EXERCISE INSTRUCTIONS:
Every record here needs to be retyped exactly.

GIVEN ENTRIES:
..........

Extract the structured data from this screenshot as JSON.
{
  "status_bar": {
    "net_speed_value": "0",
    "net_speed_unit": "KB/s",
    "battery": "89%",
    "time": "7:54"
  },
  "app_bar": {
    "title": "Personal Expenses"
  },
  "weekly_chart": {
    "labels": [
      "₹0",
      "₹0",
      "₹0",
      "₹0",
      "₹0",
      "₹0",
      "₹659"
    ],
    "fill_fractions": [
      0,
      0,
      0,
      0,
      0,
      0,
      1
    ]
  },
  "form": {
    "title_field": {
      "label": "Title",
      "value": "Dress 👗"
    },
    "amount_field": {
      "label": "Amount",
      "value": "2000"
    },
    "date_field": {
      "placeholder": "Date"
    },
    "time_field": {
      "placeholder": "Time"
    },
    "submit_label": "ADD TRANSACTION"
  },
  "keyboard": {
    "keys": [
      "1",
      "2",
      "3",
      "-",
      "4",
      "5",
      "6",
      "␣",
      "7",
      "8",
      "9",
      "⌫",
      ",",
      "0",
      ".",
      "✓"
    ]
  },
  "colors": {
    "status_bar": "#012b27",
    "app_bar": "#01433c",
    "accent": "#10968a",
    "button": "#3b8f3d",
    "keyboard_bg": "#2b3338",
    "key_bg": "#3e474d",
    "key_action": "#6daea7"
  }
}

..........

SOLVED PROBLEM:
Extract the structured data from this screenshot as JSON.
{
  "status_bar": {
    "net_speed_value": "0",
    "net_speed_unit": "KB/s",
    "battery": "89%",
    "time": "7:54"
  },
  "app_bar": {
    "title": "Personal Expenses"
  },
  "weekly_chart": {
    "labels": [
      "₹0",
      "₹0",
      "₹0",
      "₹0",
      "₹0",
      "₹0",
      "₹659"
    ],
    "fill_fractions": [
      0,
      0,
      0,
      0,
      0,
      0,
      1
    ]
  },
  "form": {
    "title_field": {
      "label": "Title",
      "value": "Dress 👗"
    },
    "amount_field": {
      "label": "Amount",
      "value": "2000"
    },
    "date_field": {
      "placeholder": "Date"
    },
    "time_field": {
      "placeholder": "Time"
    },
    "submit_label": "ADD TRANSACTION"
  },
  "keyboard": {
    "keys": [
      "1",
      "2",
      "3",
      "-",
      "4",
      "5",
      "6",
      "␣",
      "7",
      "8",
      "9",
      "⌫",
      ",",
      "0",
      ".",
      "✓"
    ]
  },
  "colors": {
    "status_bar": "#012b27",
    "app_bar": "#01433c",
    "accent": "#10968a",
    "button": "#3b8f3d",
    "keyboard_bg": "#2b3338",
    "key_bg": "#3e474d",
    "key_action": "#6daea7"
  }
}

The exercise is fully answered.